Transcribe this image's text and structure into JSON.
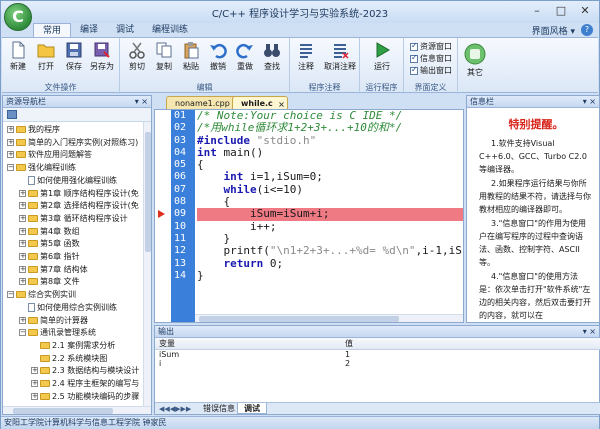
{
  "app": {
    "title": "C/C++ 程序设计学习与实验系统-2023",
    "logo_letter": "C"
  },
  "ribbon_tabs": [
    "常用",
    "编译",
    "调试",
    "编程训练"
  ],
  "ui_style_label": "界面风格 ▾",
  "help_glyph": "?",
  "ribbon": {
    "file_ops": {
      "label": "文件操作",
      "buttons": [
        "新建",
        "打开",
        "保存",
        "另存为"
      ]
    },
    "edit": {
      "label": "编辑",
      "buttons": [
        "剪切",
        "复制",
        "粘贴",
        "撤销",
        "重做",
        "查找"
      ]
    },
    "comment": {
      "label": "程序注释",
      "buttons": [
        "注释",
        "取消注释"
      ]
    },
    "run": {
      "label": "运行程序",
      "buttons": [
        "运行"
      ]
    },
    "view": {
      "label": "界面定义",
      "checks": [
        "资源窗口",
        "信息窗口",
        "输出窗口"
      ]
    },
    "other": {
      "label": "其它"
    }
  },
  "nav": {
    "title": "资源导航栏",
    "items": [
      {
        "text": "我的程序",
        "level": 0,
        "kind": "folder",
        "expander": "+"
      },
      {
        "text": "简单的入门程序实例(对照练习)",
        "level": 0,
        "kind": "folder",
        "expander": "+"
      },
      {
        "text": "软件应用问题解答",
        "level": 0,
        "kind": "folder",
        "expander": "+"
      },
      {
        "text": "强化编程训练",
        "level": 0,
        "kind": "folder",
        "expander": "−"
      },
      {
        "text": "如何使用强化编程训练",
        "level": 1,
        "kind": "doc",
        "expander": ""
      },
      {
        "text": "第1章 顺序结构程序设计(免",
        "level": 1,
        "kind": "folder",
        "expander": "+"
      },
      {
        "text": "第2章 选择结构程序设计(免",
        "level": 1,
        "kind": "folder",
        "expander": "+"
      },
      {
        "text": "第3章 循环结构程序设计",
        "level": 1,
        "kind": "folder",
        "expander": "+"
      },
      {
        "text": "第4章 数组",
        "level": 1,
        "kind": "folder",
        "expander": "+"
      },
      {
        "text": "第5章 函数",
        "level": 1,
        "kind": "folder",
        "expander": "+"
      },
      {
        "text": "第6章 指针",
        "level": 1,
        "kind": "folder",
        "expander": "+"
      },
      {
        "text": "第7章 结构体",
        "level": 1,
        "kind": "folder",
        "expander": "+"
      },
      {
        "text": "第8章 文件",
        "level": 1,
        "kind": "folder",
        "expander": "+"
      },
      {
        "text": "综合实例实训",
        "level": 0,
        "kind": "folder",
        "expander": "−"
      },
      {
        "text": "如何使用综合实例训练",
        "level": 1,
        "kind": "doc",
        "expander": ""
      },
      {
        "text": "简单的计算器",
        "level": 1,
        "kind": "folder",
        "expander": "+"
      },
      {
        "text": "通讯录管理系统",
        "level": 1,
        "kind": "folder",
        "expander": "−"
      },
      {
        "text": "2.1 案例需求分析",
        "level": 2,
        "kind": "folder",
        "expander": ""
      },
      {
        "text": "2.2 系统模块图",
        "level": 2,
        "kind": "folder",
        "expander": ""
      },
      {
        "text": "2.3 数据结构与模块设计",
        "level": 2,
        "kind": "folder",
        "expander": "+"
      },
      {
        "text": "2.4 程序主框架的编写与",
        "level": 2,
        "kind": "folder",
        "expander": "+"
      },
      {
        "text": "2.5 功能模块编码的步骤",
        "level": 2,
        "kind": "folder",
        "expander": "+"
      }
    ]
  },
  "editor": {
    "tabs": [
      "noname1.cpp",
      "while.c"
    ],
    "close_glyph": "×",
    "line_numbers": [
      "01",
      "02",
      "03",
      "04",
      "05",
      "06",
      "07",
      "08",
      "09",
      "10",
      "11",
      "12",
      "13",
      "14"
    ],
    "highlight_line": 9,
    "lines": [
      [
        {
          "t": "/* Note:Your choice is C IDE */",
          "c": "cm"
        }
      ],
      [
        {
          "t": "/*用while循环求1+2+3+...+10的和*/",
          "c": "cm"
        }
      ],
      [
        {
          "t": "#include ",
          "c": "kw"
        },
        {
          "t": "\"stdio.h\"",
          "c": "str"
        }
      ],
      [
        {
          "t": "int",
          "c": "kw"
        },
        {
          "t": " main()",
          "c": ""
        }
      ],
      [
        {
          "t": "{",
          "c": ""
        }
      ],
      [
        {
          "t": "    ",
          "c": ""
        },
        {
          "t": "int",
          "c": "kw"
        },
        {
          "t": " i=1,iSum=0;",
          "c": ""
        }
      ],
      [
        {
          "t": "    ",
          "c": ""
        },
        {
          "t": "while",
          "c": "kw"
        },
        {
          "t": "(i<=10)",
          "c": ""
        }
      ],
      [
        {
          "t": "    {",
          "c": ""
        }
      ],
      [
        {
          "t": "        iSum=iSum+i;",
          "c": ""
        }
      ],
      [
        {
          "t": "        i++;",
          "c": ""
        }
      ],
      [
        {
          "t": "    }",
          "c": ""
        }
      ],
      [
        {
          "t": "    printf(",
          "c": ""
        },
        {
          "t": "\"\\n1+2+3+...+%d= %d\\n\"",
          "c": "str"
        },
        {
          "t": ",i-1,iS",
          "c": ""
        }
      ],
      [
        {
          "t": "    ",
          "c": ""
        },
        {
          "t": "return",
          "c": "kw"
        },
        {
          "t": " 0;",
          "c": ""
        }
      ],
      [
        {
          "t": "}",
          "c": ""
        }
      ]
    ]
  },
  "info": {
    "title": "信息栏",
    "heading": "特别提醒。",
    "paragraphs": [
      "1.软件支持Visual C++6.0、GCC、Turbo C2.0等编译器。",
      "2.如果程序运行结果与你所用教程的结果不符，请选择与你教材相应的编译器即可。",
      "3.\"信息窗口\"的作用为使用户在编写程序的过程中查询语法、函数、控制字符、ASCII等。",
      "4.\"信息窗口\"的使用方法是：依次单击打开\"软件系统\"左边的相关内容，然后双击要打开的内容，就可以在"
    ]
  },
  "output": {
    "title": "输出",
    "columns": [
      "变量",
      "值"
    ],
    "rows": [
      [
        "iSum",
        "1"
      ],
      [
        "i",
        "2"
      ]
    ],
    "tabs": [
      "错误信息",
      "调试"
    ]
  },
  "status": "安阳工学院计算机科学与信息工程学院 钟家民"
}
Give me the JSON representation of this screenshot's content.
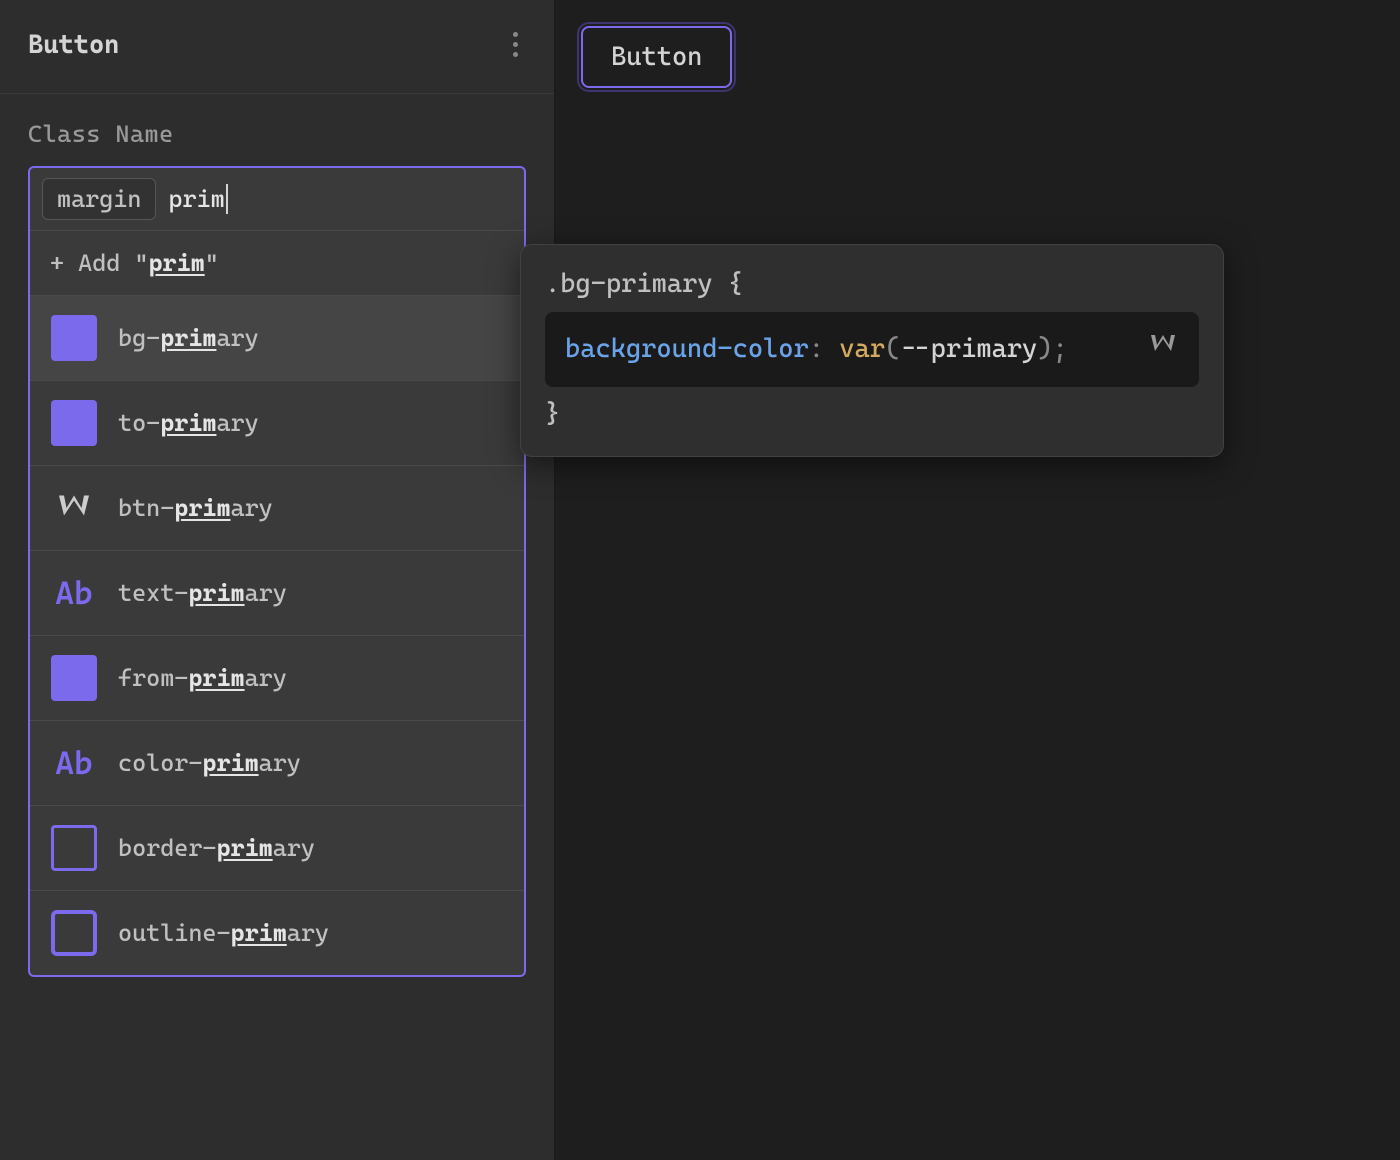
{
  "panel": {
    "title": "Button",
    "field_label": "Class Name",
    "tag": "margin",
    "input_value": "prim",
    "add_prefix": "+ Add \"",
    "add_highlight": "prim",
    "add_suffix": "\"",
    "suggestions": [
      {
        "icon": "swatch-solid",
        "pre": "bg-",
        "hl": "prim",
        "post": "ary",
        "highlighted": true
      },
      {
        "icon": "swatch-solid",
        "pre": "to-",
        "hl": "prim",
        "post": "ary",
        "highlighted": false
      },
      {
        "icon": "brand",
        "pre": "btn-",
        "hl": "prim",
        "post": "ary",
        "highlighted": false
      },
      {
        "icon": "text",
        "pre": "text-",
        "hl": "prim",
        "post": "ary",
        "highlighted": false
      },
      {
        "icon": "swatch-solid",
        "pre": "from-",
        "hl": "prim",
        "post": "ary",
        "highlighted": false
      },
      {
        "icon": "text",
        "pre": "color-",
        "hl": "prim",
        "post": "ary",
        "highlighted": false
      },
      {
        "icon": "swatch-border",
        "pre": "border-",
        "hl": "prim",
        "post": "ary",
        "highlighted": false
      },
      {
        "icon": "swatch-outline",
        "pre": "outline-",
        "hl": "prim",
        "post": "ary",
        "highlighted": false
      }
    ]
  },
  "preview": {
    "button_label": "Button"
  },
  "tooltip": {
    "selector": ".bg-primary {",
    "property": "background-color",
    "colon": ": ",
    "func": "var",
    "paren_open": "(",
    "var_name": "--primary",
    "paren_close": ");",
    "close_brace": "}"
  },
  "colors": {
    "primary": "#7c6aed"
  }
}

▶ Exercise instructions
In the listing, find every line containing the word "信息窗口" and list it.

▶ The completed task
        "信息窗口",
      "3.\"信息窗口\"的作用为使用户在编写程序的过程中查询语法、函数、控制字符、ASCII等。",
      "4.\"信息窗口\"的使用方法是：依次单击打开\"软件系统\"左边的相关内容，然后双击要打开的内容，就可以在"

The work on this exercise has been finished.